Survival essentials (and reminders) for every ‘othered’ body (but particularly for Black and brown folks) include acknowledging that our dancing bodies can disrupt cultural inscription and enter a liminality that allows for non-binary-ism, nuance, and utopic potential. Our dancing bodies can rage, surrender, love, and reveal themselves in ways that are prohibited and deadly within our anti-Black and -brown nation. Our dancing bodies can reclaim what has been stolen from them. And our dancing bodies can be suffused in wonderment, even if just for a moment.
The hyper-political performance culture marked by the AIDS crisis of the mid-1980’s, helmed by artists like David Wojnarowicz and Tim Miller, centered grief/loss, homophobia, and rage. We are currently experiencing another tectonic shift in the American consciousness about systematic racism which has prompted dancemakers to question the very foundational materials with which our dances are being built. Dancemakers like myself feel that shift as a necessary and powerful alteration in how we need to compose our dances and the body stories we are trying to tell within them.
This is beyond making a dance about racism, sexism and homophobia: it is about confronting formal choreographic structures which were built within a system of white supremacy (classical ballet and mainstream modern dance) and is inherently centered on whiteness. By examining these kinds of structures, we destabilize notions and expectations of outcome, but it also opens us up to possibilities that we may never have considered.
As feminist, anti-racist, queer, egalitarian and “woke” as I think I am, my political self has not been infused to a substantial degree into the subject matter of my dances or through ethical work practices which destabilize notions of choreographic power in the studio. A choreographer needs to allow for other voices and bodies to engage in the collaborative process as opposed to dictating the room.
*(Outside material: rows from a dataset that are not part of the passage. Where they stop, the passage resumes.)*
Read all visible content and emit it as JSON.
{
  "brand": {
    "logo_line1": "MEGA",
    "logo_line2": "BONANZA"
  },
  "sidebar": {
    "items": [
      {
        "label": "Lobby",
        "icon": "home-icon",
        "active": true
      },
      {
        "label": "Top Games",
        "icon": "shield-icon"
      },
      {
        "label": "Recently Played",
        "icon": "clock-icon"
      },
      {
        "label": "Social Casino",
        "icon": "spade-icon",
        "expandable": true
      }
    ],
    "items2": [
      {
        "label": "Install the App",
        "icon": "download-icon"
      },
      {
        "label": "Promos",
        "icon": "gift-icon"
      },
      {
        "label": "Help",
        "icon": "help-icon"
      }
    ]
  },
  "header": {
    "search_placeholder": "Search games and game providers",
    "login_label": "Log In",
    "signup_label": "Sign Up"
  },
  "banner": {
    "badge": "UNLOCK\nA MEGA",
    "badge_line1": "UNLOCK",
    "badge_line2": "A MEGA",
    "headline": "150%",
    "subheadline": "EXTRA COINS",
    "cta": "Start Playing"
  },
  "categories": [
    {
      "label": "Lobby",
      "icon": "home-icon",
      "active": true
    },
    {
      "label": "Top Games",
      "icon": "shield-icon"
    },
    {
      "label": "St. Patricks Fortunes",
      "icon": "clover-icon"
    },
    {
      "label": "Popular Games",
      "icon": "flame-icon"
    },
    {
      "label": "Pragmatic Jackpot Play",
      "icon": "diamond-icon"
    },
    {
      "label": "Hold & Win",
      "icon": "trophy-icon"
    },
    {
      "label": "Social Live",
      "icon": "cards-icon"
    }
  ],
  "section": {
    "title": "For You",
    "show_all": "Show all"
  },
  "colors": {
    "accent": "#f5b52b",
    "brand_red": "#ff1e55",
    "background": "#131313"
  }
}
I have worked with a range of bodies (in all their glorious differences and capabilities), but I am trapped by dogmatic choreographic forms, which have rarely allowed me to explore the range of my personal politics as someone who values listening, healing, activism, confrontation in situations of inequality, and has a deep mistrust of institutional structures of power.
It’s not my politics that need to change; it’s my work.
*Darcy Grabenstein is a writer for thINKingDANCE.
By Gregory King
August 21, 2020